Exercise description
When you find the word "Sort" in a line of the entries, please copy the whole line.

=-=-=-=-=

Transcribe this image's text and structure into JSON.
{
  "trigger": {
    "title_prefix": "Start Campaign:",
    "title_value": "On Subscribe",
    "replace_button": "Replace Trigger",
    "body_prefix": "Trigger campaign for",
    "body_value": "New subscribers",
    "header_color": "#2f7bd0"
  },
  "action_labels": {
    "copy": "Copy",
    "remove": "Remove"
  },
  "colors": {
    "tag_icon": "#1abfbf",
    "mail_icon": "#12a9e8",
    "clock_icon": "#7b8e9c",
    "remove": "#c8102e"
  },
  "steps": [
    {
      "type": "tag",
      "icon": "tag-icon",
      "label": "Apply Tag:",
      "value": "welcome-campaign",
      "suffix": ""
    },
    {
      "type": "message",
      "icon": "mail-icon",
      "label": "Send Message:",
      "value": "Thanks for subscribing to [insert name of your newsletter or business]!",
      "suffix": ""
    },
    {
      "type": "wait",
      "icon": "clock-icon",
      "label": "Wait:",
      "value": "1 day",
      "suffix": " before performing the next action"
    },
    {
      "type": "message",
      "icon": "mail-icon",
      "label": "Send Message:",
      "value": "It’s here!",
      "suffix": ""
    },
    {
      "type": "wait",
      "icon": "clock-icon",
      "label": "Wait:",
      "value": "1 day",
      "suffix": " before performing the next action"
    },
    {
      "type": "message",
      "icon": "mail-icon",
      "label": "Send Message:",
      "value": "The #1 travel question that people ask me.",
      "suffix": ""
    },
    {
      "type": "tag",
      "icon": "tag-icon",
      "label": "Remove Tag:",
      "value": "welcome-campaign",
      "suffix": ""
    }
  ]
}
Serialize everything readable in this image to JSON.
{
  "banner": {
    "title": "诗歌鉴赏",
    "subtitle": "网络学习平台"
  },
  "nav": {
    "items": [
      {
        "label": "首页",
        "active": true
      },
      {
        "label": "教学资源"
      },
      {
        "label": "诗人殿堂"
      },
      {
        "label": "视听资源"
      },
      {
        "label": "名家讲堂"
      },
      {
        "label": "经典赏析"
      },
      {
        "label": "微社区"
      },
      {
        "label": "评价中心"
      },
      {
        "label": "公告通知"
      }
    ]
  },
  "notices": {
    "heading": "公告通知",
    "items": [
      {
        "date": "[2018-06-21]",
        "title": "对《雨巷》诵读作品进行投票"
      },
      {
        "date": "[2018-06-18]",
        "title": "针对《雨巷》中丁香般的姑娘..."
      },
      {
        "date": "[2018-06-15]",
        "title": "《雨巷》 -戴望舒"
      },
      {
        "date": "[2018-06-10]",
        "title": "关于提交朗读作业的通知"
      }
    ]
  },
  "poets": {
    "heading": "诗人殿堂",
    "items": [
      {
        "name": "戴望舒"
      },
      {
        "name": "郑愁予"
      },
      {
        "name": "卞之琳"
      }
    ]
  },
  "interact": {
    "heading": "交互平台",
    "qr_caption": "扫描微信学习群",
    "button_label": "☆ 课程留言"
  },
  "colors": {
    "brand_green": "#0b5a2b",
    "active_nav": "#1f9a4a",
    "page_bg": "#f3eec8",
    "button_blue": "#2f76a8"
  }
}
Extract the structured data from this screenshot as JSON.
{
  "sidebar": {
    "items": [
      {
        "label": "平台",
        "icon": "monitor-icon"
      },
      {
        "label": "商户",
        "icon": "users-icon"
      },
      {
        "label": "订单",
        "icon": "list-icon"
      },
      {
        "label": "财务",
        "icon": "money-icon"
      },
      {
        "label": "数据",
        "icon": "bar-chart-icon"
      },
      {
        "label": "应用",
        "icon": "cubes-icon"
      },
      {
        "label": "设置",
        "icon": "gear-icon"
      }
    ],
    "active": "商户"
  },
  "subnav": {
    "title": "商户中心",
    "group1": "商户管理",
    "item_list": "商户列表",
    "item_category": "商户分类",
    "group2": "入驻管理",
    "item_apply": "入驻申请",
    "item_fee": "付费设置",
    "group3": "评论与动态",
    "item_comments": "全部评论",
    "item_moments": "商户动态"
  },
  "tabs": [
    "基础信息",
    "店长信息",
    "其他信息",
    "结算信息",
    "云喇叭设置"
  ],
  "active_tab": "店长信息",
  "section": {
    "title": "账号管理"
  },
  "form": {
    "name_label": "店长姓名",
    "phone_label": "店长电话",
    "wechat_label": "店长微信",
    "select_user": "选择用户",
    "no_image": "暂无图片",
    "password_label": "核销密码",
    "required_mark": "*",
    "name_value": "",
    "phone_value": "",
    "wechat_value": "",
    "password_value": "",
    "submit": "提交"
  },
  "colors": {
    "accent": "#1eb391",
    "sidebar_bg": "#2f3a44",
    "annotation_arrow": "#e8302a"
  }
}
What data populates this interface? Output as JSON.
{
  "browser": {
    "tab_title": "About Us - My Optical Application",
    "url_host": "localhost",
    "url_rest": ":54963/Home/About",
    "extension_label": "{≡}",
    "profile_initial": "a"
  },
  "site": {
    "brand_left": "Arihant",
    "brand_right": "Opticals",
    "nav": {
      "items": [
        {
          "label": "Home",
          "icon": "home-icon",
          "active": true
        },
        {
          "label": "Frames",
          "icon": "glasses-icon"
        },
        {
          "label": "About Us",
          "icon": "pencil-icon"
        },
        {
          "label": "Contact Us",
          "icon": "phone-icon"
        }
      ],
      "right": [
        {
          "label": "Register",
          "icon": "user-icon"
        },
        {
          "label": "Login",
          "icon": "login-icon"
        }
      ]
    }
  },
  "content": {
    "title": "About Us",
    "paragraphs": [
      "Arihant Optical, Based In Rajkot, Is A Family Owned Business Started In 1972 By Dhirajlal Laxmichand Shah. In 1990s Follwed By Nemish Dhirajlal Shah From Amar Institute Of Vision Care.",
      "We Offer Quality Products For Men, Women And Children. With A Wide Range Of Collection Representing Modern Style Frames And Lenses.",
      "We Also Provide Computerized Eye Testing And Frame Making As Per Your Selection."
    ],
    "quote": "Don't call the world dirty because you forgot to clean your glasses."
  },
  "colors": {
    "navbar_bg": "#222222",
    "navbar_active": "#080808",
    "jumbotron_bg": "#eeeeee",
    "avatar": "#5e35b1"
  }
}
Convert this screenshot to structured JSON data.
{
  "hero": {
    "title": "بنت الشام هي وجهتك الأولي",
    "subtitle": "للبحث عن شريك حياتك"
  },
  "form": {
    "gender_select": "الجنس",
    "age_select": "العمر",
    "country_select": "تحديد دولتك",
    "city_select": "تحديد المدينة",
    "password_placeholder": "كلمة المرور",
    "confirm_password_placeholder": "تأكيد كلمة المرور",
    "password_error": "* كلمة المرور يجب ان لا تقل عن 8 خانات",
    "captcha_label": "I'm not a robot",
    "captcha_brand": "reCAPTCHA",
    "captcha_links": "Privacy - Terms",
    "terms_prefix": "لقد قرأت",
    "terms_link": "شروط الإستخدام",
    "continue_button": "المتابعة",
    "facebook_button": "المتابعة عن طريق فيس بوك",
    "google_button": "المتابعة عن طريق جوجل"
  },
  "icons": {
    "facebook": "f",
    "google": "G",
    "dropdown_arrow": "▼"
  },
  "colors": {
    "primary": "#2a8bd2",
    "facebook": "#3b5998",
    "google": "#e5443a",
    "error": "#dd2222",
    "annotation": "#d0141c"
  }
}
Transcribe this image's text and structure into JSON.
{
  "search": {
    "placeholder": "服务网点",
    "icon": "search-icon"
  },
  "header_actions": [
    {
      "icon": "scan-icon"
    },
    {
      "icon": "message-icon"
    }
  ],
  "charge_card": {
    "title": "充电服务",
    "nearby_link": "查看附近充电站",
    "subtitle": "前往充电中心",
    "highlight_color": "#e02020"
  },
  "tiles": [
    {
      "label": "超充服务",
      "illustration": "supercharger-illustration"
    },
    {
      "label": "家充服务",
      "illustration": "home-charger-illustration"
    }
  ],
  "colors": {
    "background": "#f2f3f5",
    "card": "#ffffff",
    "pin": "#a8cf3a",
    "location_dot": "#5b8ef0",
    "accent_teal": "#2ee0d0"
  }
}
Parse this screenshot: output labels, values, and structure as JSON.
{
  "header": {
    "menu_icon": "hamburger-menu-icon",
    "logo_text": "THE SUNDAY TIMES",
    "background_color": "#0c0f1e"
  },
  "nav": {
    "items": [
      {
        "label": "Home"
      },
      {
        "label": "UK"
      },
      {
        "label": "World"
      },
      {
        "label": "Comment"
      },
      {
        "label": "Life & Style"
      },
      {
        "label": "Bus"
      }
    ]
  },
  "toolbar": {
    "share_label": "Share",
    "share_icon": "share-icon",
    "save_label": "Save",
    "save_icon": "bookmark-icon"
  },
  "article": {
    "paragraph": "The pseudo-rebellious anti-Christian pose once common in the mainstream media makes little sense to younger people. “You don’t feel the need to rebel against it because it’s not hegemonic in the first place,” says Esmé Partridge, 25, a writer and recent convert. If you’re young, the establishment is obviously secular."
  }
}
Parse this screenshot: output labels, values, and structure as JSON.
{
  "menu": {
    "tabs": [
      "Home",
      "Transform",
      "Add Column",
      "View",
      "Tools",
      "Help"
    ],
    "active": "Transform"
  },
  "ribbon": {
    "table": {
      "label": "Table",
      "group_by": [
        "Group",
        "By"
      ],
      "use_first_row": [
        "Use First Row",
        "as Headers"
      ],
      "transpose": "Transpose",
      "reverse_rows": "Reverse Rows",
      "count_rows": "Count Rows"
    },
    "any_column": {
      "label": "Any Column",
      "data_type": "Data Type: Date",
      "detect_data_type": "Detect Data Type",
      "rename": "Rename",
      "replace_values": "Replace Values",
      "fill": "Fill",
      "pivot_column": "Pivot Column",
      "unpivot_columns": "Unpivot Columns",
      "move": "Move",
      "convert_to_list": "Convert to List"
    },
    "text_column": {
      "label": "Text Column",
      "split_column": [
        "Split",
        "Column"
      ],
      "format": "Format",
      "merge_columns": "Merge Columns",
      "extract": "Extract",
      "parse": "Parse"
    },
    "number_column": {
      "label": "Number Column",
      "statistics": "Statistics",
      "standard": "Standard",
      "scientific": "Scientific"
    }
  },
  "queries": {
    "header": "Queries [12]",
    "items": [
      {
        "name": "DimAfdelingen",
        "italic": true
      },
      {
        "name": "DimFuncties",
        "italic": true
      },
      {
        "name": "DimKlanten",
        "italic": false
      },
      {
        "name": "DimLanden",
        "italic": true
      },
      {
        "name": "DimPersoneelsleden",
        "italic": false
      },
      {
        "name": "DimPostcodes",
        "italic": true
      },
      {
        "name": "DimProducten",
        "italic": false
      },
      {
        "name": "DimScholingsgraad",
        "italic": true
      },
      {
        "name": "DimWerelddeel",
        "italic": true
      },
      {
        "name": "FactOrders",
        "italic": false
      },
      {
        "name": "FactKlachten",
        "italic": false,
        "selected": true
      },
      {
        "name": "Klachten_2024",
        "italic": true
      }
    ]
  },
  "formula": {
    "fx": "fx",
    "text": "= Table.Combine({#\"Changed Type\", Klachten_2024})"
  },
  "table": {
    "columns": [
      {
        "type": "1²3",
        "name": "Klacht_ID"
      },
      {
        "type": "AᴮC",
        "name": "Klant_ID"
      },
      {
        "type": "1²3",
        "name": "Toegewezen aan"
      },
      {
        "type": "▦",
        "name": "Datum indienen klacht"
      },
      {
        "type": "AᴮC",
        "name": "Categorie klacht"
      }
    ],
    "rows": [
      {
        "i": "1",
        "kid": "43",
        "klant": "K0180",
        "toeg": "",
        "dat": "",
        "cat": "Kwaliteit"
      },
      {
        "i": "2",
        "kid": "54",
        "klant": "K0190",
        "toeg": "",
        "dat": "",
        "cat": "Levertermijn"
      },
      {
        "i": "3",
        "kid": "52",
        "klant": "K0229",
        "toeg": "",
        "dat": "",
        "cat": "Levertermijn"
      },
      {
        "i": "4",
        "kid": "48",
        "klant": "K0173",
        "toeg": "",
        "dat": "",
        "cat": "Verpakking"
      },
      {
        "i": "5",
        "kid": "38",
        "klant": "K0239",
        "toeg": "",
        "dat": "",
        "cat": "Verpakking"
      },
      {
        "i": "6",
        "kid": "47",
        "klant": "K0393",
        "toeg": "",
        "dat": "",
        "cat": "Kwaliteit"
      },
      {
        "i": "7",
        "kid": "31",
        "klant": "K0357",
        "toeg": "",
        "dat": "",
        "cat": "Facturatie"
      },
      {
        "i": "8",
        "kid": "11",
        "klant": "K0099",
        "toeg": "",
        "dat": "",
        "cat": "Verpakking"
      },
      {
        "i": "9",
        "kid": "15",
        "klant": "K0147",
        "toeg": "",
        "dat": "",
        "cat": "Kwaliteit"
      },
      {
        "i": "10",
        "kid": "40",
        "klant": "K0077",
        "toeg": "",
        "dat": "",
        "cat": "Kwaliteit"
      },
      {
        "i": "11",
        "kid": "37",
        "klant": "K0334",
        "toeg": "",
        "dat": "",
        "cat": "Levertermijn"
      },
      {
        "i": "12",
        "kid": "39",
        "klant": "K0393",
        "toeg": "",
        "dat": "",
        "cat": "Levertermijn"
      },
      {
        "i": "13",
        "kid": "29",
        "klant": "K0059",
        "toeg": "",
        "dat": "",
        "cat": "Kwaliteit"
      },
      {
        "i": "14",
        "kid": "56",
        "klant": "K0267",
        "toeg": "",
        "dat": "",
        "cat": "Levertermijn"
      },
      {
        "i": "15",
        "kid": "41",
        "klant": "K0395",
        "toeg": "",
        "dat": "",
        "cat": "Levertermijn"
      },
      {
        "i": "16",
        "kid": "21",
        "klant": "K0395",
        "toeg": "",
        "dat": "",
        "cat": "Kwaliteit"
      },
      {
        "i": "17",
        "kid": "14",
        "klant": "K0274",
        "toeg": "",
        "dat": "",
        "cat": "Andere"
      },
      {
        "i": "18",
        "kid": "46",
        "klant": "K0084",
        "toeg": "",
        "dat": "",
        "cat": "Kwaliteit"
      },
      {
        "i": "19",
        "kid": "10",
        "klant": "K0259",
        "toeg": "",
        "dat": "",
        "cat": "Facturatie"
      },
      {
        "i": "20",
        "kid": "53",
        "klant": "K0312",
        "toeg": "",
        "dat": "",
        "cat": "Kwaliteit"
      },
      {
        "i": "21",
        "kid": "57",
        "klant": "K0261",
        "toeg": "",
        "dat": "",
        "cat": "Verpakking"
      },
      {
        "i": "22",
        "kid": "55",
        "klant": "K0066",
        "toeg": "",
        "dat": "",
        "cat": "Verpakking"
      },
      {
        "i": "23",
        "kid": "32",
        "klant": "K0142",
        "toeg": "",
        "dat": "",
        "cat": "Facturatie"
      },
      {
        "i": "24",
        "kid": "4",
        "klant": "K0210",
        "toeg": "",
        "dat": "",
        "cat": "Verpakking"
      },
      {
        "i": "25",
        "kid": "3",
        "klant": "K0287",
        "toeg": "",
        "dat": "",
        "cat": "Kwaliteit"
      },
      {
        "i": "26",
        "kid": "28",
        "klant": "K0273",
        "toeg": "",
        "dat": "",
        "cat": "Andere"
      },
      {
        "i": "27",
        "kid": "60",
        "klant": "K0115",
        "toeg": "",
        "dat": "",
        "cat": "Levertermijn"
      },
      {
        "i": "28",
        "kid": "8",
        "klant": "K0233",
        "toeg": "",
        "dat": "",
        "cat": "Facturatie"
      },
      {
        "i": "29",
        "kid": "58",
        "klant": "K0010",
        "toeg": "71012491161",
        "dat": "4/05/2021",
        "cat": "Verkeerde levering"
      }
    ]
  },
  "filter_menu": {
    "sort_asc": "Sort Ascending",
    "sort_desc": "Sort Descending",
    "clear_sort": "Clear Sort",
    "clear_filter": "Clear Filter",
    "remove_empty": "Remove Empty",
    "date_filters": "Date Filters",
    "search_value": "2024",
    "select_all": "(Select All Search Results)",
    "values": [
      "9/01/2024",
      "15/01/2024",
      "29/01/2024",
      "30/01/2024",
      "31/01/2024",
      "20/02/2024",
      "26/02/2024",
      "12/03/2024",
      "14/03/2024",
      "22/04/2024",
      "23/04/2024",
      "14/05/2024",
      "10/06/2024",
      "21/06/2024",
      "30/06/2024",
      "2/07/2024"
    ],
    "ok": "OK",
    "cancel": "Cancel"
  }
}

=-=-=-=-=

Worked solution
    "sort_asc": "Sort Ascending",
    "sort_desc": "Sort Descending",
    "clear_sort": "Clear Sort",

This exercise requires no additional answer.